Comparative Evaluation of Basic Education Programmes in Central Region, Ghana and South-West, Nigeria

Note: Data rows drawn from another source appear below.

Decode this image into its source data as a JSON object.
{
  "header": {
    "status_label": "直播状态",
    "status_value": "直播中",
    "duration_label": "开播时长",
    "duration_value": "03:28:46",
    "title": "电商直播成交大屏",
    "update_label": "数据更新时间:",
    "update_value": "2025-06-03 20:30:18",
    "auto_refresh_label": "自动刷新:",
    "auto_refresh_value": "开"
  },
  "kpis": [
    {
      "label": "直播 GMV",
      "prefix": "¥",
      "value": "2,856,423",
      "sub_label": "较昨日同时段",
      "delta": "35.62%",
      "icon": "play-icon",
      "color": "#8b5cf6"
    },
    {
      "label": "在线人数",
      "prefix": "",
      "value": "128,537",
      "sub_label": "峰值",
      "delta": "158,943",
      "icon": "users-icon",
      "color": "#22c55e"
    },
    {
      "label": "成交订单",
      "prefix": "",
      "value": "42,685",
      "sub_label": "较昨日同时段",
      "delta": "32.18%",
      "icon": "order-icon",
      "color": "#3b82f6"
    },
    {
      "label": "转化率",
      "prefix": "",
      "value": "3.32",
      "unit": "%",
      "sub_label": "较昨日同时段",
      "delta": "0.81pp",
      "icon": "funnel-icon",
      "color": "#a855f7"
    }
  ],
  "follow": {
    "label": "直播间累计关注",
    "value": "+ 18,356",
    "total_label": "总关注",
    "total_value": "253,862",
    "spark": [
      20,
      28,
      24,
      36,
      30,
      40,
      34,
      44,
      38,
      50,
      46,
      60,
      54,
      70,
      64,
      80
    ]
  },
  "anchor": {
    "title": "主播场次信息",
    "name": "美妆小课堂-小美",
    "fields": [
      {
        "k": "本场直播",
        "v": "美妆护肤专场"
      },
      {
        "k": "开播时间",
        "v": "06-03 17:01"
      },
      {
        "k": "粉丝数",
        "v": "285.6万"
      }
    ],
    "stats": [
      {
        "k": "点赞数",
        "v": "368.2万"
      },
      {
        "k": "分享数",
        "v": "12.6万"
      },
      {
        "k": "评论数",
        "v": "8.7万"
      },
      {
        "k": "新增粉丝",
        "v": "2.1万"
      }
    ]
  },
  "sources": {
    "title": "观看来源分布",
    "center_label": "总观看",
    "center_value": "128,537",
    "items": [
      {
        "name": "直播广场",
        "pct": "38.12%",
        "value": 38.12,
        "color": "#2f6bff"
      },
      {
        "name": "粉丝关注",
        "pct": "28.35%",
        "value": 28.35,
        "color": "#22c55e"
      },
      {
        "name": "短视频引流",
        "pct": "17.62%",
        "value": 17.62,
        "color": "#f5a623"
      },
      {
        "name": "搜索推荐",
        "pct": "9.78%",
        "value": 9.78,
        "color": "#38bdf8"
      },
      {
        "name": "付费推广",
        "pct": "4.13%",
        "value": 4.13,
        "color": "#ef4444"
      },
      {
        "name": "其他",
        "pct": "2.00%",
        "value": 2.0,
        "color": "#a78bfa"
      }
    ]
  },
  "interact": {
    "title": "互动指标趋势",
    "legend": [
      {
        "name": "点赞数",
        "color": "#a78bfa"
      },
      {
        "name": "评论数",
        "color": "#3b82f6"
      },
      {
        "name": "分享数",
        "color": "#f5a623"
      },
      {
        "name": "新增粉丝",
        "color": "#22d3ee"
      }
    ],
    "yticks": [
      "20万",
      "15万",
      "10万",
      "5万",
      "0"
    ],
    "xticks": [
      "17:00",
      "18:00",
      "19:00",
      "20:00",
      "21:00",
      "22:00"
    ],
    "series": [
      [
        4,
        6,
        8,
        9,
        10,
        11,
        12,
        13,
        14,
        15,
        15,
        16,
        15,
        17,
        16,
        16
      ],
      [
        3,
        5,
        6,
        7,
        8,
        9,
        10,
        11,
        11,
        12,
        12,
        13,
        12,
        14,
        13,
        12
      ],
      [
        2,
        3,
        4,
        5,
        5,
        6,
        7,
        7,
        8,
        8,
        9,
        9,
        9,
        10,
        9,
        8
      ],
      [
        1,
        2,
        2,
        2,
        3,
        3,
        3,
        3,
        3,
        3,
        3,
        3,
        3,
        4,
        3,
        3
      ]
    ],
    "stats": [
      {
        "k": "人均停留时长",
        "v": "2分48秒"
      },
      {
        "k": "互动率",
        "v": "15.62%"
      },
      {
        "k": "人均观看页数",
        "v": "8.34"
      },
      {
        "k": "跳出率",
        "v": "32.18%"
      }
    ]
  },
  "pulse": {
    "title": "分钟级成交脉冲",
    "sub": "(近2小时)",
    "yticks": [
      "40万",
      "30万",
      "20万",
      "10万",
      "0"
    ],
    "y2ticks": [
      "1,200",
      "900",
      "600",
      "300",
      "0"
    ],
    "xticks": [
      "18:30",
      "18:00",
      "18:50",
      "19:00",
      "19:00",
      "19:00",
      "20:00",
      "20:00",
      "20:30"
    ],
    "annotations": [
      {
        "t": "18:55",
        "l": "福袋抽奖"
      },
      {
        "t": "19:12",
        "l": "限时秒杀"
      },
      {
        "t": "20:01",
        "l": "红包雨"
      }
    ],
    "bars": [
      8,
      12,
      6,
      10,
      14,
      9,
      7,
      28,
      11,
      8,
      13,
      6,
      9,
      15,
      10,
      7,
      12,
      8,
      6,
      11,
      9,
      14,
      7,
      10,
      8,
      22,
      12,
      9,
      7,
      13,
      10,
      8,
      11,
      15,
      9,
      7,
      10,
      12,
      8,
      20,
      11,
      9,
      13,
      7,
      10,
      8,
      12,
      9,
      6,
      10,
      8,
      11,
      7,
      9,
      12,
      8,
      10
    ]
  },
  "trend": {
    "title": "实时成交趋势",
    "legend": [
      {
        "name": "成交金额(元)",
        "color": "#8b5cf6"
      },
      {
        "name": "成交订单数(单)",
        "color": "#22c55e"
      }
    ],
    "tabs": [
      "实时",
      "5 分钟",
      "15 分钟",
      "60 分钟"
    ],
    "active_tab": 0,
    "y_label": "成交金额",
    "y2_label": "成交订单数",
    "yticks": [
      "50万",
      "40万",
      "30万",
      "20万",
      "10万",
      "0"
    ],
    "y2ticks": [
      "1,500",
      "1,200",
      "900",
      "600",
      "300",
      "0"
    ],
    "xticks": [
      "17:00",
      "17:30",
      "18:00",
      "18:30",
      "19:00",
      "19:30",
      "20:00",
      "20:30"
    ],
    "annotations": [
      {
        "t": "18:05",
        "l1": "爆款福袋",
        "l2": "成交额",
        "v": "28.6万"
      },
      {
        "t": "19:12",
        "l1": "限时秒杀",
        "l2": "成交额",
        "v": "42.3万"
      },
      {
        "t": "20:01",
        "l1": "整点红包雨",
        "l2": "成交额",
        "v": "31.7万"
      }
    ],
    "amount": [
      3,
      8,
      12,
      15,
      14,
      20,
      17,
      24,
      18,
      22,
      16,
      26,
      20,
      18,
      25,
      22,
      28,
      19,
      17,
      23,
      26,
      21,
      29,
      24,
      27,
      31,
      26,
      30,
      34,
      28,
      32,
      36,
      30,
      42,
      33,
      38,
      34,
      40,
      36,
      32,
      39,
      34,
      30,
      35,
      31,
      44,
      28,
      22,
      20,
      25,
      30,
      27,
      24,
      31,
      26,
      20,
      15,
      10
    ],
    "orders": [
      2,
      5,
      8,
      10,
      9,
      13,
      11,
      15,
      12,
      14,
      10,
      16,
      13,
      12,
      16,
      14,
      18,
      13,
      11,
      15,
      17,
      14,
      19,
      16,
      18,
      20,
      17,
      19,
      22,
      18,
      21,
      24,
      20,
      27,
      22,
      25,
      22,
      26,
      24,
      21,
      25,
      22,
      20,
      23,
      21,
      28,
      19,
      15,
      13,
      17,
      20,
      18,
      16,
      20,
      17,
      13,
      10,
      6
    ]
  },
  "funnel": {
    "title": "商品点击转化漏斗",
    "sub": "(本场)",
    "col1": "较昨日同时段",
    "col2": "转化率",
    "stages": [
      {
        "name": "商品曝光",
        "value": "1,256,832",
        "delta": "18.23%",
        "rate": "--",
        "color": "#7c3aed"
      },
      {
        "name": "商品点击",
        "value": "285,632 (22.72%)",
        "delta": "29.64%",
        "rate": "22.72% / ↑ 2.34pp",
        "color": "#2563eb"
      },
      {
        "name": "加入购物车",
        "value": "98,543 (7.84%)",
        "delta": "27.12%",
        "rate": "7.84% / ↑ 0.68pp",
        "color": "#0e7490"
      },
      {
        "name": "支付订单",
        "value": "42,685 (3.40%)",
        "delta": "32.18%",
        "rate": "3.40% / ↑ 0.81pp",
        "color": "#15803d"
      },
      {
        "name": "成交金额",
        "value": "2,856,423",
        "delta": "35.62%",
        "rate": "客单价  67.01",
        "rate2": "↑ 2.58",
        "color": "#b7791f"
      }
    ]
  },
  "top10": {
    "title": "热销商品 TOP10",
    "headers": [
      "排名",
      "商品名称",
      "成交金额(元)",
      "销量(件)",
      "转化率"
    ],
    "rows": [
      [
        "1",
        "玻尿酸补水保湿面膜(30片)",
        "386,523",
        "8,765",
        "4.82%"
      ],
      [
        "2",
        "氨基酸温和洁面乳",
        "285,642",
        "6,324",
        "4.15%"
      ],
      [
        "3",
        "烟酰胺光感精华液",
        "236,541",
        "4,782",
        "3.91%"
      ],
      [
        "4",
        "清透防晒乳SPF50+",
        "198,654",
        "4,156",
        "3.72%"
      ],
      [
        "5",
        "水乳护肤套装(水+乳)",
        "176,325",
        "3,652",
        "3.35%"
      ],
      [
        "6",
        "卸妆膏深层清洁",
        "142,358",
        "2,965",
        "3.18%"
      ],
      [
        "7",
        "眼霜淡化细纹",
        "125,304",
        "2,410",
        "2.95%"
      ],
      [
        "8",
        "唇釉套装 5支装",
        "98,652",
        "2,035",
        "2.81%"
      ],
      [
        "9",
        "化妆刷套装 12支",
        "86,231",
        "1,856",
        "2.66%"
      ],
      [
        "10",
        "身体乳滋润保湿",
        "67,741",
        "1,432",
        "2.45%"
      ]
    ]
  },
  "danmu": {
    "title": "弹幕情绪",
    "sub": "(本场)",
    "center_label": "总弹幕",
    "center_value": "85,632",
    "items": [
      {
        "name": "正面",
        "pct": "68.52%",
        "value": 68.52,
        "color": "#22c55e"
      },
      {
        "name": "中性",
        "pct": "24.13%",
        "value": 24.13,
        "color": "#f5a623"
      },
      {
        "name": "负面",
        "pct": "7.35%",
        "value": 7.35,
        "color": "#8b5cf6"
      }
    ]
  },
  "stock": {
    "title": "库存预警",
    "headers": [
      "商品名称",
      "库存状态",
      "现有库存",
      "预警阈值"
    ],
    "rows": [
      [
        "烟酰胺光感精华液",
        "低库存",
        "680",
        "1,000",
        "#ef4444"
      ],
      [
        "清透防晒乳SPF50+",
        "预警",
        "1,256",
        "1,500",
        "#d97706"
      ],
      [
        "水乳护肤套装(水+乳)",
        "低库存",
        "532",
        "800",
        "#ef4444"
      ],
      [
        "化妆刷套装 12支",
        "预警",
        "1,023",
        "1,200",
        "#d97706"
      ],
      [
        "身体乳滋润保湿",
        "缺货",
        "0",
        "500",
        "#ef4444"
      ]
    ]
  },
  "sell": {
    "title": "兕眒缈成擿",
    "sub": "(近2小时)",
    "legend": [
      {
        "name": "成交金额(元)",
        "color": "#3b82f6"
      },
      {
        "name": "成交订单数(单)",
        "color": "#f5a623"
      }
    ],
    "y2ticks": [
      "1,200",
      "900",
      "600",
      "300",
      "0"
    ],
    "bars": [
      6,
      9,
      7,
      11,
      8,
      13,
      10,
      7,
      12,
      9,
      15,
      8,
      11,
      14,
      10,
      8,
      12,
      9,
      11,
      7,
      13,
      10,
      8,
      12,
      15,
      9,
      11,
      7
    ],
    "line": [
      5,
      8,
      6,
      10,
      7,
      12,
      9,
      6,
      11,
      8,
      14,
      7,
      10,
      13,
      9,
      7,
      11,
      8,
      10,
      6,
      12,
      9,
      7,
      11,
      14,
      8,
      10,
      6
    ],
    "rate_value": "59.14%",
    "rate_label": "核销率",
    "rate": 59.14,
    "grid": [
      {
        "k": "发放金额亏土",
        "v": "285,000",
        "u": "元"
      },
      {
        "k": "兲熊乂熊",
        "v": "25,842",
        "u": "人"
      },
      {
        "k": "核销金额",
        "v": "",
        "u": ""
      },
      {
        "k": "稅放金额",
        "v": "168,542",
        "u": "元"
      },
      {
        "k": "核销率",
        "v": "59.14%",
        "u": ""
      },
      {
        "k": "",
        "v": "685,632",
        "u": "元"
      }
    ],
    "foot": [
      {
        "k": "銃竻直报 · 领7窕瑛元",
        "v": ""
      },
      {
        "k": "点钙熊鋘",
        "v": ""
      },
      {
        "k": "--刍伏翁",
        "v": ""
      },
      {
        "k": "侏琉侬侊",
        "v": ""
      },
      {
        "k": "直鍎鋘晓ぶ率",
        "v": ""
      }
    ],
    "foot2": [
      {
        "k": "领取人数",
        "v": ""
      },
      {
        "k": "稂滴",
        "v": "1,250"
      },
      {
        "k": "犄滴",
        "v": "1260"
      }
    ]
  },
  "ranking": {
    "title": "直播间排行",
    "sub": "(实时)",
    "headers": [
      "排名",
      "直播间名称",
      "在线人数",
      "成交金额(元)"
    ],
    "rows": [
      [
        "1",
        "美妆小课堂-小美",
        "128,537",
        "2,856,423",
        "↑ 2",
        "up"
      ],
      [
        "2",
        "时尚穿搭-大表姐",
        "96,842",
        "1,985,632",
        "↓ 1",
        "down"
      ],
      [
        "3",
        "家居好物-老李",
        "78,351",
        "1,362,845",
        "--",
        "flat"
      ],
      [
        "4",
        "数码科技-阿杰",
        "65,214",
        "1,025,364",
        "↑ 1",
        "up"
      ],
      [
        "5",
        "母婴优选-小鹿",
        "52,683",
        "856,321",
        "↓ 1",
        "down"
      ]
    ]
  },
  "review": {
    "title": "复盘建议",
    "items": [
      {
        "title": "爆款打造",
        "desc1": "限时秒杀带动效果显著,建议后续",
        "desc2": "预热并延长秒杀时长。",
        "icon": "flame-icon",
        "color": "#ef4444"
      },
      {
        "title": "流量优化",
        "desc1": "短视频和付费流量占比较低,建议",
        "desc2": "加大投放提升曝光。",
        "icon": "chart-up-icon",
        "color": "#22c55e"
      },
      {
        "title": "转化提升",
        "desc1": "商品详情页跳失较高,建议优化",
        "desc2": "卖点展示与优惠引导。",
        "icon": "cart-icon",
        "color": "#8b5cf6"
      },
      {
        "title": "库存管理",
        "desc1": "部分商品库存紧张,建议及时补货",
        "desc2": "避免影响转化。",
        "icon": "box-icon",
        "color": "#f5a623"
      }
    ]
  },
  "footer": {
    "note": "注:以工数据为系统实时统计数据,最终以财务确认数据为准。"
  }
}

Basic education is introduced in Ghana and Nigeria to ensure unfettered access to nine years of formal education as well as reduce the incidence of drop out from the school system. However, many children are still excluded while those enrolled do not stay long enough to complete the 9-year basic education. The strength of cross national comparisons allow one to see variation and similarities in educational practices and procedures in a wider context. Thus, this study evaluated Basic education program, in Central Religion of Ghana and South- West, Nigeria. The study adopted a descriptive survey research design involving both qualitative and quantitative data collection methods to examine funding, school facilities, Inservice teachers’ training as components of Basic education. A multi stage sampling procedure was used to select 920 Basic 8 Pupils, 275 Basic school teachers and 117 Heads of Schools and their assistants to respond to questionnaire while purposive sampling was used to select 20 Ministry of Education officers, 22 drop-out students for interviews. In addition, 48 Basic 8 Pupils, who were part of those that responded to questionnaire, participated in Focus Group Discussions (FGDs) which helped in authenticating pupils’ written responses. In all, 1354 participants comprising 632 samples from four educational circuits of Effutu and Cape Coast in Central Region of Ghana and 722 samples from four Local Government Education Authorities (LGEA) in Lagos and Ogun in South-Western Nigeria. Three research instruments titled: Basic School Pupils’ Questionnaire (BSPQ r= 0.87), Basic School Teachers Questionnaire (BSTQ r= 0.71) and Head of School Questionnaire (HSQ r= 0.73) were used to collect quantitative data while interview schedule, FGDs and documentary evidence were used to generate qualitative data. In order to achieve the objective of the study, six research questions and hypotheses guided the study. Hypotheses 1, 2, 5 and 6 were tested using t-test, while hypotheses 3 and 4 were tested using Analysis of Variance (ANOVA) at 0.05 level of significance. Qualitative data were analyzed in narrative form and verbatim reports of emerging themes in the two countries. Findings revealed that there is no significant difference in the provision of adequate school facilities and funding system. There is also no significant gender difference in students’ civic disposition in Ghana and Nigeria, whereas there are significant differences in teachers’ participation in in-service training due to educational qualification, Also, significant difference was found in academic leadership provided by heads of schools based on years of experience. Furthermore, there were variations in reasons why students drop out of basic education in the two countries. The result showed that the provision of school facilities in the two countries is far from being adequate and drop-out rate is on the increase. The study therefore recommends that there should be periodic seminar and refreshers’ programmes for basic school teachers and heads of schools especially the new entrants to enhance their productivity. It also recommends that government at all levels should encourage publication of relevant textbooks for basic schools especially in value laden subjects like civic education; social studies and religious studies.